David Bergelson, Judgment: A Novel
- Translated by Harriet Murav and Sasha Senderovich; Critical Introduction & Notes by the translators.
- Forthcoming in the Northwestern World Classics series (Northwestern University Press, September 2017).
Never before available in English, Judgment is a work of startling power by David Bergelson, the most celebrated Yiddish prose writer of his era.
Set in 1920 during the Russian Civil War, Judgment (titled Mides-hadin in Yiddish) traces the death of the shtetl and the birth of the “new, harsher world” created by the 1917 Russian Revolution. As Bolshevik power expanded toward the border between Poland and Ukraine, Jews and non-Jews smuggled people, goods, and anti-Bolshevik literature back and forth. In the novel’s fictional town of Golikhovke, the Bolsheviks have established their local outpost in a former monastery, where the non-Jewish Filipov acts as the arbiter of “judgment” and metes out punishments and executions to the prisoners held there: Yuzi Spivak, arrested for anti-Bolshevik activities; Aaron Lemberger, a pious and wealthy Jew; a seductive woman referred to as “the blonde” who believes she can appease Filipov with sex; and a memorable cast of toughs, smugglers, and criminals.
Ordinary people, depicted in a grotesque, aphoristic style—comparable to Isaac Babel’s Red Cavalry—confront the overwhelming, mysterious forces of history, whose ultimate outcome remains unknown. Murav and Senderovich’s new translation expertly captures Bergelson’s inimitable modernist style.

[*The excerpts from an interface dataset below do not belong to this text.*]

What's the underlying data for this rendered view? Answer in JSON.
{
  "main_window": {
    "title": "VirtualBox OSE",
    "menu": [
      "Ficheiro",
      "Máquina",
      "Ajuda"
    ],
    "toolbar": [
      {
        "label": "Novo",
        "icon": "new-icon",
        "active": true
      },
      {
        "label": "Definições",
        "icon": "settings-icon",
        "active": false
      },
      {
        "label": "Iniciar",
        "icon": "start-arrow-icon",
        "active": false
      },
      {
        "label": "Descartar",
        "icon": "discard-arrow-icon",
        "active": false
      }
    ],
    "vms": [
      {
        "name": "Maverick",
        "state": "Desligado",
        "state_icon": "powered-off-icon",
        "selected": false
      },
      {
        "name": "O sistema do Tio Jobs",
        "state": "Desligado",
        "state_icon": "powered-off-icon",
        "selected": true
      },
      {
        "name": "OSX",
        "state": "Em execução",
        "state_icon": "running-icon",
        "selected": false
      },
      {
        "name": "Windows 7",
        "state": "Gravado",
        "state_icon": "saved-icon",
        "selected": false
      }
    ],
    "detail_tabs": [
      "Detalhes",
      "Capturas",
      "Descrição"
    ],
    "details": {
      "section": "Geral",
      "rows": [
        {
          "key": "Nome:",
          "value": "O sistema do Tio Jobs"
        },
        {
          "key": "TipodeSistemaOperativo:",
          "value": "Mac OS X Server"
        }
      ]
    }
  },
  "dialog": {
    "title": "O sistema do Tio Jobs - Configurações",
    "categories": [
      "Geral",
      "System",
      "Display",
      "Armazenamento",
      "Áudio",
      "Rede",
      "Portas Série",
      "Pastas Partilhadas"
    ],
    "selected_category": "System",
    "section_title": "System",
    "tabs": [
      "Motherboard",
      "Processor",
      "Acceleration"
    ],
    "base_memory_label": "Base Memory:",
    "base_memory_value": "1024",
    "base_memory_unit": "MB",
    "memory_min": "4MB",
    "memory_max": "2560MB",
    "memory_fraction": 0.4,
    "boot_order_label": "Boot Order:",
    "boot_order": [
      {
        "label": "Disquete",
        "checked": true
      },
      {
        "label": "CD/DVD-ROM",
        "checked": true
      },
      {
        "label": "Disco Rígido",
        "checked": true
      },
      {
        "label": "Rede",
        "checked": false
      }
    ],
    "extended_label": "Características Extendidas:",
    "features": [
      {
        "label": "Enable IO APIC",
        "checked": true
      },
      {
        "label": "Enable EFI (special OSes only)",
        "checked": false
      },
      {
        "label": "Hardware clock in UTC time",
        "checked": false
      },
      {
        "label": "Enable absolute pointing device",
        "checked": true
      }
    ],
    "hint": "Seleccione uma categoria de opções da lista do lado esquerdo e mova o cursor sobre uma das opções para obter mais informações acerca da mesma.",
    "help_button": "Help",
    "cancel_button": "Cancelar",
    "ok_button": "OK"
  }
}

DAVID BERGELSON (1884–1952), a Jewish novelist, short-story writer, and literary editor, was born in Ukraine. He moved to Berlin in 1921 and lived there, traveling throughout Europe and the United States, until Hitler came to power in Germany. He returned to the Soviet Union in 1934, where he was eventually executed under Stalin’s orders. The author of The End of Everything and Descent, Bergelson was one of the most widely read Yiddish-language writers of the twentieth century.
HARRIET MURAV is a professor of Russian literature, comparative literature, and Jewish studies at the University of Illinois at Urbana-Champaign. She is the author of Music from a Speeding Train: Jewish Literature in Post-Revolution Russia and Holy Foolishness: Dostoevsky’s Novels and the Poetics of Cultural Critique.
SASHA SENDEROVICH is an assistant professor of Slavic, Jewish, and international studies at the University of Washington in Seattle. He has published on Soviet Jewish culture and literature, including on Yiddish writer Moyshe Kulbak’s novel The Zelmenyaners, as well as on contemporary fiction by émigré Russian Jewish writers in America.
- Read the translation of Chapter One, published in the new Yiddish Studies journal In geveb -- here.